• _DATA UNDER STUDY_:
------------------------------

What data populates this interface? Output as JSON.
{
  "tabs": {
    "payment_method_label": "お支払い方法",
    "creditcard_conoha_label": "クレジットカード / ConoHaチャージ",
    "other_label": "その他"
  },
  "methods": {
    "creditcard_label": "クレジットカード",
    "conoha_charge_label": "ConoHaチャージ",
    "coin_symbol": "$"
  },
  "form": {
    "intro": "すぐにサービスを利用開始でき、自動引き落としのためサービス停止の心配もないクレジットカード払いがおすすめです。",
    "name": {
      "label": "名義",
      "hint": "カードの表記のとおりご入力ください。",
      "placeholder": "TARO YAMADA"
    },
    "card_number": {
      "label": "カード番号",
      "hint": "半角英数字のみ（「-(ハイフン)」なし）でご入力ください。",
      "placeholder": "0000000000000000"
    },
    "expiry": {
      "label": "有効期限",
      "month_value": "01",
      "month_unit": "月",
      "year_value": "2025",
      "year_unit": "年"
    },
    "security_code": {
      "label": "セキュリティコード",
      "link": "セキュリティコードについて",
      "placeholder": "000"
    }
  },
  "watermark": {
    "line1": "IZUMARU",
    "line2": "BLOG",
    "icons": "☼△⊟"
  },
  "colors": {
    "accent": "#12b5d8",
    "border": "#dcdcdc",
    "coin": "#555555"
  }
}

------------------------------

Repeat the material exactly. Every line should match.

What data populates this interface? Output as JSON.
{
  "tabs": {
    "payment_method_label": "お支払い方法",
    "creditcard_conoha_label": "クレジットカード / ConoHaチャージ",
    "other_label": "その他"
  },
  "methods": {
    "creditcard_label": "クレジットカード",
    "conoha_charge_label": "ConoHaチャージ",
    "coin_symbol": "$"
  },
  "form": {
    "intro": "すぐにサービスを利用開始でき、自動引き落としのためサービス停止の心配もないクレジットカード払いがおすすめです。",
    "name": {
      "label": "名義",
      "hint": "カードの表記のとおりご入力ください。",
      "placeholder": "TARO YAMADA"
    },
    "card_number": {
      "label": "カード番号",
      "hint": "半角英数字のみ（「-(ハイフン)」なし）でご入力ください。",
      "placeholder": "0000000000000000"
    },
    "expiry": {
      "label": "有効期限",
      "month_value": "01",
      "month_unit": "月",
      "year_value": "2025",
      "year_unit": "年"
    },
    "security_code": {
      "label": "セキュリティコード",
      "link": "セキュリティコードについて",
      "placeholder": "000"
    }
  },
  "watermark": {
    "line1": "IZUMARU",
    "line2": "BLOG",
    "icons": "☼△⊟"
  },
  "colors": {
    "accent": "#12b5d8",
    "border": "#dcdcdc",
    "coin": "#555555"
  }
}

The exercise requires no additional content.